Several of you guessed that I would be brining a turkey today. Nope, but that’s a good guess. I watched Alton Brown brine a turkey on television earlier this month and would really like to try it. But it’s just not practical in a small condo kitchen.
No, today I made challah.
Back in the day when I lived in a house with a big kitchen, I baked bread all the time. The small condo kitchen is not the best environment for bread-making. Still, I had the urge.
Milk, butter and sugar were mixed together and brought to a boil.
After cooling, I added yeast, which thankfully I did not kill by putting it in the liquid when it was too hot.
Eggs are ready to be added along with salt.
And flour and Presto! Bread dough!
(That’s my trusty 1982 commercial-size Cuisinart. It’s still working after all these years.)
The dough is ready for it’s first rise.
Well, lookie here. It rose.
I shaped it into loaves and set it to rise again. That’s cornmeal sprinkled on the baking sheet to keep the loaves from sticking.
Before baking, I painted the loaves with an egg wash.
Ta-da! Loaves accompli!
I use the challah recipe from The Silver Palate Cookbook. The only change I make is to add some saffron to the milk when boiling it. This is the recipe I’ve always used and have always loved it.
So . . . why did I make challah?
So we could use it to make French Toast! Yum! 🙂

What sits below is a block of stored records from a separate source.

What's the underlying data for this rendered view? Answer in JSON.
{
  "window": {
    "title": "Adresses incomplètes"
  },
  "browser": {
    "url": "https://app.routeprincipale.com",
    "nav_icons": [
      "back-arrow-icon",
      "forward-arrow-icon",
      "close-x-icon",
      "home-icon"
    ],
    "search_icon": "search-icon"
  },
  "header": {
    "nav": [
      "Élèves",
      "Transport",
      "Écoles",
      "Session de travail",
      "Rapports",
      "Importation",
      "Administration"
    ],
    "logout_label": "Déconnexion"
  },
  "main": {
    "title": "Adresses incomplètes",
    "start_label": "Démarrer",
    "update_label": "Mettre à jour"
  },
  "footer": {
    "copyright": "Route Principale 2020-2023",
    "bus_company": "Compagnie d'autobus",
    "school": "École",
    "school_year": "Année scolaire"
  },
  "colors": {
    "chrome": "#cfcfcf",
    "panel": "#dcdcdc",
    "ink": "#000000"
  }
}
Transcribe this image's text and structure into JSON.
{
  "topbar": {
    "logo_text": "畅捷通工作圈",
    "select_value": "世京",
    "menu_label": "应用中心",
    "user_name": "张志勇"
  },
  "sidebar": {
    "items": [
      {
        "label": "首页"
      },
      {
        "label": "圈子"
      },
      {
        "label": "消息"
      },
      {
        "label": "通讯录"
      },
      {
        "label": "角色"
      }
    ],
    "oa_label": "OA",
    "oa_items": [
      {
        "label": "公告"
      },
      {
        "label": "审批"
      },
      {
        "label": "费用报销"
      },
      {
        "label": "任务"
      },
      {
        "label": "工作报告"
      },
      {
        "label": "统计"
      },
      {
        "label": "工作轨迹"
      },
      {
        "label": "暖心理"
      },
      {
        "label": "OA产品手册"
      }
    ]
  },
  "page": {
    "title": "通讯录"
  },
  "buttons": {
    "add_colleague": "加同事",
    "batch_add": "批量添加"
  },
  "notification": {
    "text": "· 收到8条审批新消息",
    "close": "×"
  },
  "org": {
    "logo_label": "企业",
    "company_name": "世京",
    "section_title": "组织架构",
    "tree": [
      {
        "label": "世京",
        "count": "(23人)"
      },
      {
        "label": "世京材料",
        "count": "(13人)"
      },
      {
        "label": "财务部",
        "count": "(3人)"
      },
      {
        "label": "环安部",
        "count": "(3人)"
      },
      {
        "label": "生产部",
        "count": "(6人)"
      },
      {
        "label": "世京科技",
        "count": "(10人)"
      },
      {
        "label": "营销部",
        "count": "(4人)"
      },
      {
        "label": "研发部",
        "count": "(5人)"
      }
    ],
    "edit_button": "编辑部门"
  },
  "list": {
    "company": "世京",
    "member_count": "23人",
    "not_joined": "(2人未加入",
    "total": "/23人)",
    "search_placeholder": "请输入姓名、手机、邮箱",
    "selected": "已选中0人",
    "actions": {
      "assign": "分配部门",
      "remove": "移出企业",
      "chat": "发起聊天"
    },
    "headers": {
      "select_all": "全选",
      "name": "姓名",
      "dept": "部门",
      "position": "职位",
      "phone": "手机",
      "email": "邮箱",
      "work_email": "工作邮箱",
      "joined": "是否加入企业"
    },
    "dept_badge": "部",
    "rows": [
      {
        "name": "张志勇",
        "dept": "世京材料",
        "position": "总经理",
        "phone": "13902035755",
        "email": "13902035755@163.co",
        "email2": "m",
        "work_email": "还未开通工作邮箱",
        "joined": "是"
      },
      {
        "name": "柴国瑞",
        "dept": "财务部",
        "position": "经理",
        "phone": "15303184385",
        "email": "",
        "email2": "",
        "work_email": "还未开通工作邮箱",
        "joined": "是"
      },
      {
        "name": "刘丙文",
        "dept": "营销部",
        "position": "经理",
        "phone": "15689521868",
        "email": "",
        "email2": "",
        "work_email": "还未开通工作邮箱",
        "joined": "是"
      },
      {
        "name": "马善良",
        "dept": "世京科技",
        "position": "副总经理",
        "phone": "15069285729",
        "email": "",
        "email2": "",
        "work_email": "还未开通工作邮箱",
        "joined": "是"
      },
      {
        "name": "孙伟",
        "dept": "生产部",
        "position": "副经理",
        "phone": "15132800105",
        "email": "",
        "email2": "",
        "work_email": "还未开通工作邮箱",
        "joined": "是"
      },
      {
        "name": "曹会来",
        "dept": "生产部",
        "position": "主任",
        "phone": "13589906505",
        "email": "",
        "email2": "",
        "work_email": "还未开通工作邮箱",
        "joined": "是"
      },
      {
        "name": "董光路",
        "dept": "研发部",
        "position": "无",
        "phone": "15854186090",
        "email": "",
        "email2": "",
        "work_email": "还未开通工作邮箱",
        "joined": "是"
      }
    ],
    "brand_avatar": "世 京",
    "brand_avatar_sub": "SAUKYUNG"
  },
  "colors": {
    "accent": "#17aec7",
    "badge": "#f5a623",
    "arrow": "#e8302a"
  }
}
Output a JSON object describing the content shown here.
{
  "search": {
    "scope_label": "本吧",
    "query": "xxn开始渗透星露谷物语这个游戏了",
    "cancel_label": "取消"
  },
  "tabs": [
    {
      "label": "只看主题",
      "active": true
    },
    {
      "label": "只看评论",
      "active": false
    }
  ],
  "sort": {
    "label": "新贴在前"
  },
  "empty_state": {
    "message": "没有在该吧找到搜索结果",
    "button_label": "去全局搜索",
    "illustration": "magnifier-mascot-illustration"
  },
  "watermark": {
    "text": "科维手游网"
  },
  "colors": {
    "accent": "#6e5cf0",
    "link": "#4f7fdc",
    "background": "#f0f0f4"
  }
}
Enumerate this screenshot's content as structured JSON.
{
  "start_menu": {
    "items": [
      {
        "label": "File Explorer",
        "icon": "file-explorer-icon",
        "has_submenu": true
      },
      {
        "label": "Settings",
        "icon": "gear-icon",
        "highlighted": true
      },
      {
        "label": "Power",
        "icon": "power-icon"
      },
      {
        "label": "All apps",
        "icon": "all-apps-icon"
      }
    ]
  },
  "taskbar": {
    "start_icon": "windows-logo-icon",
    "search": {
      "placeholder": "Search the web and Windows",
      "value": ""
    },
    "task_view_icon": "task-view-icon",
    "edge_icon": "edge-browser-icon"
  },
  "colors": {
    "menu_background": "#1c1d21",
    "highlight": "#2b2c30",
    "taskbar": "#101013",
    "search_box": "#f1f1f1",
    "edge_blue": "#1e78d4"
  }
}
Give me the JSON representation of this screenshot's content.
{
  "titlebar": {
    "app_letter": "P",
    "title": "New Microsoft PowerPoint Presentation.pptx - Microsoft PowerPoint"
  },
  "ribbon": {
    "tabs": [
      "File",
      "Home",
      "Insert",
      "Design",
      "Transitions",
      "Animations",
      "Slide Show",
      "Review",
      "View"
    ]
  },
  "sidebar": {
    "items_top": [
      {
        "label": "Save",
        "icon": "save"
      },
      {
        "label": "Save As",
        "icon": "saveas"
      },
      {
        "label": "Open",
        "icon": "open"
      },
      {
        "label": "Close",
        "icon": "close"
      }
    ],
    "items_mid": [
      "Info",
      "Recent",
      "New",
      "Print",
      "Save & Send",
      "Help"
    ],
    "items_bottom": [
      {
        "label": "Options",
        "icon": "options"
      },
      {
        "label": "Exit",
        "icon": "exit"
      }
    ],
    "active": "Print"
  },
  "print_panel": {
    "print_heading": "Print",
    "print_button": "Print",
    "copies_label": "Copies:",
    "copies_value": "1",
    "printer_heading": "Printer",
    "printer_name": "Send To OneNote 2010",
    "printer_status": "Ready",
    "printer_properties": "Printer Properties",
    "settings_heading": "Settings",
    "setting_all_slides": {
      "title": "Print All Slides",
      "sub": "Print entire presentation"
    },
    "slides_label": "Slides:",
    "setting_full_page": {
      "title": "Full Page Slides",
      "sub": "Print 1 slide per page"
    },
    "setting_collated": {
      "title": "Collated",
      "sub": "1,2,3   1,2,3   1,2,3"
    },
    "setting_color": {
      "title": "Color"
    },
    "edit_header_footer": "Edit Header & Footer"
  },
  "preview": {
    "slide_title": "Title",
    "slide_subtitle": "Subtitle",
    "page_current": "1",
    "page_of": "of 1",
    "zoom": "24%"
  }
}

I was on a “baking high” after the success of the challah so I quickly whipped up a batch of cornbread, to be used for the cornbread stuffing that will accompany our turkey on Thursday. Not roasted in the turkey though. I’m not a fan of the “in-bird” stuffing. My turkey will be roasted with an assortment of herbs and onions in the body cavity.
The cornbread recipe I use is documented here, in a blog entry on November 20 of last year. Freaky, what? I was making cornbread exactly one year ago. For the stuffing, I omit the sugar from the recipe.
Tomorrow . . . pumpkin pie!
But wait — this is still a knitting blog, so I’ll answer a couple of questions from yesterday’s post.
What is the deciding factor in whether you use a size 1 or size 2 for your socks?
For fingering weight sock yarns I always use a size 0 needle (2mm). The only exception is if I’m doing a cabled sock, I’ll go up a needle size for the cabled part.
I started a pair of toe up socks with your generic pattern and Judy’s magic cast-on. Do you use this cast-on? How many stitches do you start with? I started with 12 but the toe looks a little too small. Yours look normal so I am curious what you do.
Yes! I always use Judy’s Magic Cast-on — it’s my very favorite cast on. If you haven’t tried it for your toe-up socks, I strongly urge you to give it a whirl.
I start with about half the total number of stitches for my sock. For example, if I’m doing a 64-stitch sock, I’ll cast on 32 stitches — 16 on each needle. I think 12 on each needle would make the toe too pointy for my liking. But your mileage may vary!
Look at me! I’m adorable!